Projects and initiatives undertaken at all organizational levels are generally used as a mechanism to achieve strategic goals and objectives. The projects of strategic importance have far-reaching ramifications that far outlast the lifecycle of any particular project. To increase the likelihood of success, interprofessional project teams need to use adaptable Project Management methodology that involves a systems approach to planning, executing and controlling the projects. Project Management methodology provides the robust structure, focus, and control needed to meet project specifications, balance competing demands, facilitate change, and achieve desired results on time and within budget. Seamlessly integrated process improvement methodology is essential to drive undesirable variation out of the system, improve efficiency and effectiveness of work processes, minimize waste, optimize the use of resources, and create value from the viewpoint of patients and other stakeholders. It is also important to develop a standardized framework for effective multi-project coordination, create an integrated human resource plan, clarify roles and responsibilities, and secure adequate financial resources while ensuring sustainable performance of existing operations.

To allocate required resources to the strategic projects with the most merit, many organizations have established processes for screening and prioritizing project proposals using a number of financial methods such as cost-benefit analysis, net present value, payback period, return on investment (ROI), and breakeven point. The expected financial payback represents only one of the decision factors and projects are often selected based on other important considerations including the degree of alignment with strategic goals, current and anticipated organizational needs, impact on patient and staff safety, new regulatory requirements, emergence of innovative technologies, demand for services, and many others. Some projects may require a feasibility study to evaluate if it is even possible to complete the project successfully given the current resources and organizational capabilities.

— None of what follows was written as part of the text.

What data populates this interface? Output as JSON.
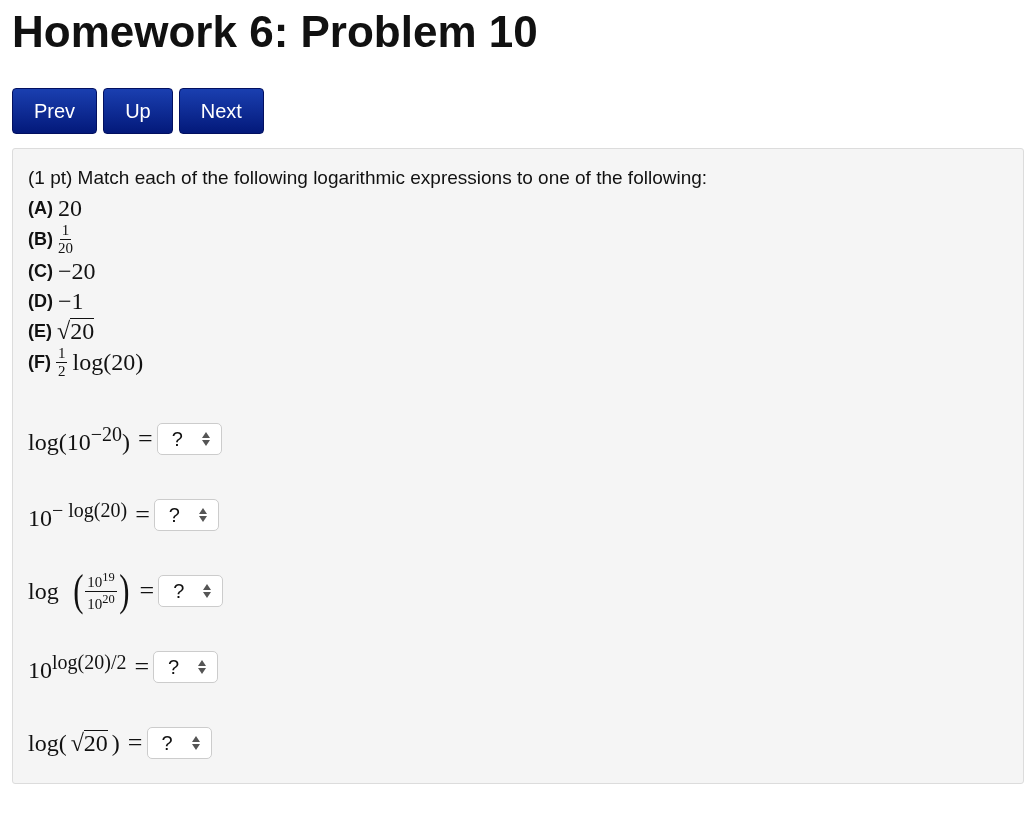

To facilitate systematic project prioritization and selection organizations can use any of the decision-making tools customized to meet specific needs and circumstances. However, even the most sophisticated tools should be used only as a guide and not a substitute for sound judgment. The figure below provides an example of a simple tool called Impact – Feasibility Matrix